Input material:

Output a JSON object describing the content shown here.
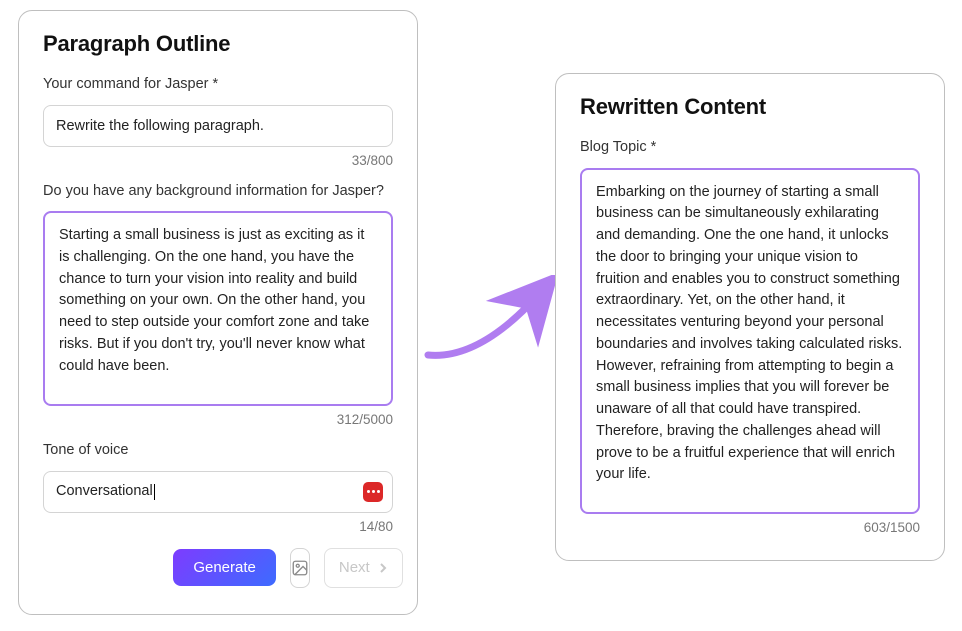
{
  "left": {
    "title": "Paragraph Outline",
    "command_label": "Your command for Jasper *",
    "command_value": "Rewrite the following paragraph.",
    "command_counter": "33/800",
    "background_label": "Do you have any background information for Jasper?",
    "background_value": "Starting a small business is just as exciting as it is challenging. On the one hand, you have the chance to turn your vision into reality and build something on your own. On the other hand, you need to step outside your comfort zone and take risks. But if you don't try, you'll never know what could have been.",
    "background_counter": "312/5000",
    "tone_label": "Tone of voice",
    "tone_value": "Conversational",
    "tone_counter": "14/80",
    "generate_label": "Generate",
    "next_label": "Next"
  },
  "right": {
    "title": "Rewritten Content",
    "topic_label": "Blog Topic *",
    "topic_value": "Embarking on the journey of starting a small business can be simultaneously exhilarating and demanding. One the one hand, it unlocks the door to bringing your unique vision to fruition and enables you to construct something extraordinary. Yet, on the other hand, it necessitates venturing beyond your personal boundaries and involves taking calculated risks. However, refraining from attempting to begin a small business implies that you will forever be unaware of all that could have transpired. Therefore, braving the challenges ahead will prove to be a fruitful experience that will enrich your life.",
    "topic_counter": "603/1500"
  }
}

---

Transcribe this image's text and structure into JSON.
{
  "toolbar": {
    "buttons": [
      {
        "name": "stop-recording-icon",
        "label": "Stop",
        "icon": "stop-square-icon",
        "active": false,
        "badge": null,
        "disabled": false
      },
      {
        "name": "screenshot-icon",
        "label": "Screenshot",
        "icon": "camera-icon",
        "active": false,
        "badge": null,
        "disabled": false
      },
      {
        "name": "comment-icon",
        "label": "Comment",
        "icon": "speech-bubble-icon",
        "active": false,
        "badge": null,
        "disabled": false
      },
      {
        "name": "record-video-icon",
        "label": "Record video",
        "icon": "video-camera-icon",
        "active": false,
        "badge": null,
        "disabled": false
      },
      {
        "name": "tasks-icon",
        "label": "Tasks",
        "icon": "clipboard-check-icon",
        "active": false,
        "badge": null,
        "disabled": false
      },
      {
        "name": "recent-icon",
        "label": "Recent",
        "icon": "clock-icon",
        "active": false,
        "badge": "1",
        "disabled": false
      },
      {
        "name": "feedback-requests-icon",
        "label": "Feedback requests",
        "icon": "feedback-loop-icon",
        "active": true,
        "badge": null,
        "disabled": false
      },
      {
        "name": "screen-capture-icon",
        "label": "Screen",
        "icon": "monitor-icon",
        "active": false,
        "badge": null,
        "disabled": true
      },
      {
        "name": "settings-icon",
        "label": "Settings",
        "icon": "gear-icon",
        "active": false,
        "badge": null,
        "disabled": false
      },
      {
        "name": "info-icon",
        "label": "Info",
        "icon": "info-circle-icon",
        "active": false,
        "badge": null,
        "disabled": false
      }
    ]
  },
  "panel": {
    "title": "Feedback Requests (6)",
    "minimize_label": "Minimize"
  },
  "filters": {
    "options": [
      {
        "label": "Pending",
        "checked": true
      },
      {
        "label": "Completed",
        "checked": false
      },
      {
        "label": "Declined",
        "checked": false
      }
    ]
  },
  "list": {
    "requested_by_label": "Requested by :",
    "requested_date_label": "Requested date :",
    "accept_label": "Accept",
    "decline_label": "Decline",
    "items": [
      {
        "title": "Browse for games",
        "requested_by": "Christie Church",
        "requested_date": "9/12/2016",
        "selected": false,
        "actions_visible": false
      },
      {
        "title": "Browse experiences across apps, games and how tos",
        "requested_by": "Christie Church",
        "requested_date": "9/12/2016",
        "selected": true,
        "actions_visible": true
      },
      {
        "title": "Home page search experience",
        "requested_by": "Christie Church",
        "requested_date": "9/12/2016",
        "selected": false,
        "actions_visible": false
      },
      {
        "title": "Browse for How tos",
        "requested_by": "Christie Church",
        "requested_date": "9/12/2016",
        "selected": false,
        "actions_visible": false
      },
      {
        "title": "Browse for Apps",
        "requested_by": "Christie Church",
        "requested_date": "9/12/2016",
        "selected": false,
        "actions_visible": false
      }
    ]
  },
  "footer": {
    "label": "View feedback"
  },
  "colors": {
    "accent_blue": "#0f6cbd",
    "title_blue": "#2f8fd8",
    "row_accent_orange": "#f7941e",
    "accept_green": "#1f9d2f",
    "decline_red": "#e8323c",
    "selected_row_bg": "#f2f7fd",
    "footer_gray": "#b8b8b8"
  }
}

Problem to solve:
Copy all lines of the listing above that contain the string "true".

The answer:
        "active": true,
        "disabled": true
        "checked": true
        "selected": true,
        "actions_visible": true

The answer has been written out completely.